LAUSD: But they could, isn’t that correct?
Mrs. Cook: Well, I suppose, but they’ve said that they will not.
LAUSD : Please, Mrs. Cook, just answer the question I’m asking. These two teachers who have more seniority than you could teach the AP classes in your place. Is that correct?
Poor Mrs. Cook: Yes, that is correct.
....I’m not here just as an observer. Soon I will be under that gun, so I want to see what I’m in for while I can still prepare. The real show for me begins when the Teacher Librarians (TLs) begin to take the stand. TLs are being eliminated by the district, or so it seems. I do not approve of this, nor do I think it will result in any real monetary savings in the long run, since the amount of money that will be needed for intervention later in order to make up for the lack of reading skills this causes will be phenomenal....
Here’s the rub. The library is a classroom, not a cubicle. Teacher Librarians perform all of the functions that classroom teachers perform on a daily basis. TLs know the content well. TLs attend faculty and department meetings, have conferences with parents, plan lessons, deliver instruction, evaluate student work, and, by the way, are defined by their contracts with LAUSD as ... teachers.
A TL whose original teaching credential is in High School English takes the stand. Let’s say he’s been working for the district for, oh, fifteen years, the last six or seven in the library. He is attempting to show that he is familiar with the English Language Arts content and curriculum. LAUSD wants to prove he is not.

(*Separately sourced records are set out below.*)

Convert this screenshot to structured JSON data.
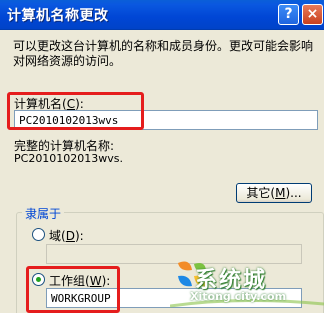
{
  "window": {
    "title": "计算机名称更改",
    "help_glyph": "?",
    "close_glyph": "×"
  },
  "description": "可以更改这台计算机的名称和成员身份。更改可能会影响对网络资源的访问。",
  "computer_name": {
    "label_prefix": "计算机名(",
    "label_key": "C",
    "label_suffix": "):",
    "value": "PC2010102013wvs"
  },
  "full_name": {
    "label": "完整的计算机名称:",
    "value": "PC2010102013wvs."
  },
  "more_button": {
    "label_prefix": "其它(",
    "label_key": "M",
    "label_suffix": ")..."
  },
  "member_of": {
    "label": "隶属于",
    "domain": {
      "label_prefix": "域(",
      "label_key": "D",
      "label_suffix": "):",
      "value": "",
      "selected": false
    },
    "workgroup": {
      "label_prefix": "工作组(",
      "label_key": "W",
      "label_suffix": "):",
      "value": "WORKGROUP",
      "selected": true
    }
  },
  "watermark": {
    "text": "系统城",
    "sub": "Xitong city.com"
  },
  "colors": {
    "highlight": "#e51d1d",
    "title_bar": "#0046d5",
    "group_label": "#0046d5"
  }
}
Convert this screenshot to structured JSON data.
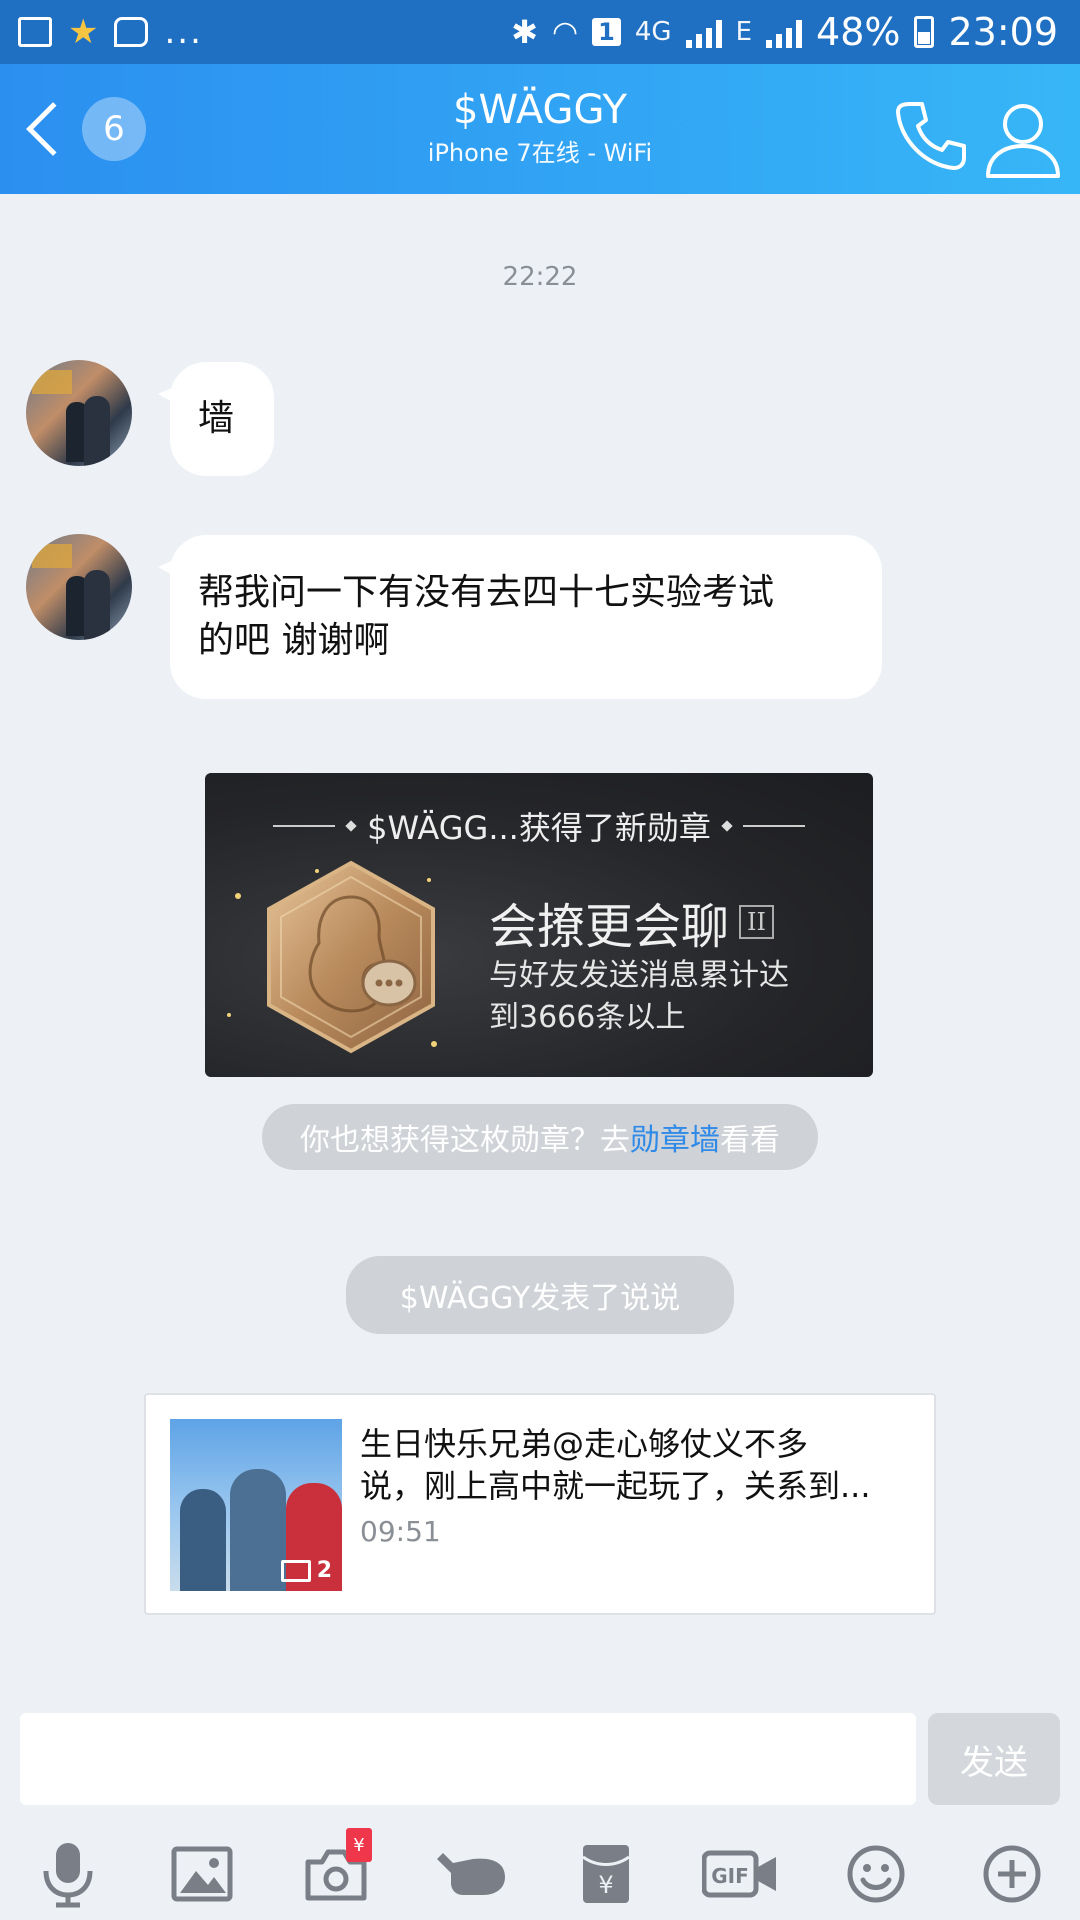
{
  "status_bar": {
    "time": "23:09",
    "battery": "48%",
    "network_4g": "4G",
    "network_e": "E",
    "sim_slot": "1",
    "more": "..."
  },
  "header": {
    "back_badge": "6",
    "contact_name": "$WÄGGY",
    "contact_status": "iPhone 7在线 - WiFi",
    "call_icon": "phone-icon",
    "profile_icon": "person-icon"
  },
  "chat": {
    "timestamp": "22:22",
    "messages": [
      {
        "text": "墙"
      },
      {
        "text_line1": "帮我问一下有没有去四十七实验考试",
        "text_line2": "的吧 谢谢啊"
      }
    ],
    "badge_card": {
      "header": "$WÄGG...获得了新勋章",
      "title": "会撩更会聊",
      "level": "II",
      "desc_line1": "与好友发送消息累计达",
      "desc_line2": "到3666条以上"
    },
    "badge_prompt": {
      "prefix": "你也想获得这枚勋章？去",
      "link": "勋章墙",
      "suffix": "看看"
    },
    "post_notice": "$WÄGGY发表了说说",
    "post": {
      "line1": "生日快乐兄弟@走心够仗义不多",
      "line2": "说，刚上高中就一起玩了，关系到...",
      "time": "09:51",
      "image_count": "2"
    }
  },
  "input": {
    "placeholder": "",
    "send_label": "发送"
  },
  "toolbar": {
    "items": [
      "microphone-icon",
      "image-icon",
      "camera-icon",
      "poke-icon",
      "red-packet-icon",
      "gif-icon",
      "emoji-icon",
      "plus-icon"
    ],
    "camera_badge": "¥"
  },
  "colors": {
    "header_start": "#2b8ff0",
    "header_end": "#37b6f7",
    "background": "#edf1f6",
    "link": "#2f8ae8"
  }
}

LAUSD: Sir, are you familiar with the Dewey Decimal System?
Laughter from the peanut gallery as the TLs in the room reflect on the idiocy of these proceedings.
TL: Uh, well, yes. Of course I am.
LAUSD: Could you please describe to the court what the Dewey Decimal System is?
TL: It’s an organizational system used in the library to catalog and locate the books.
LAUSD: And is the Dewey Decimal System an alphabetical system?
TL: Heh. Well, no sir, it’s a numerical system.
LAUSD: So, the Dewey Decimal System uses numbers, is that correct?
TL: That is correct.
Let me just add that in this moment, we are all on the edge of our seats. Where could this be going? Is the LAUSD attorney just stalling? There is no reason we can possibly imagine that he would be asking about dear old Melville Dewey.
LAUSD: Would you say that in the course of your day you use numbers?
Gasps from the audience. What does this even mean?
UTLA: Objection. Vague.
LAUSD: Sir, would you say that using numbers is an important part of working in the library on a daily basis?
UTLA: Objection! Vague, your honor. Numbers? Where is this going?
LAUSD: Your honor, I am simply trying to establish that Mr. So-and-So does NOT spend at least 75% of his time working on the English content that he claims he is competent to teach.
UTLA: Your honor, the Dewey Decimal System is an organizational system, not a mathematical concept. This line of questioning is irrelevant.
Judge: Sustained. Move on.
...On Friday, I returned to my school. It was a pleasure to see the children and to work as a teacher, but it was a bittersweet feeling after having been where I had been. The truth is, there is little time left to make plans for the library’s future. If it closes, if I’m released, what will happen to that room? My library is one of the largest middle school libraries in the entire district, with over 35,000 items in its collection. There are twenty-five computers, three printers, an LCD projector, and shelves of multimedia resources. The value of that library is well over a million dollars. So what will happen to it after June 30th of this year, if I am gone and my clerks are gone (yes, they were laid off as well)? Will teachers and students just come and go as they please, taking books willy-nilly? If so, why is LAUSD not concerned about the financial loss implicit in that scenario?
The whole piece is available here.
Follow The Answer Sheet every day by bookmarking http://www.washingtonpost.com/blogs/answer-sheet. And for admissions advice, college news and links to campus papers, please check out our Higher Education page. Bookmark it!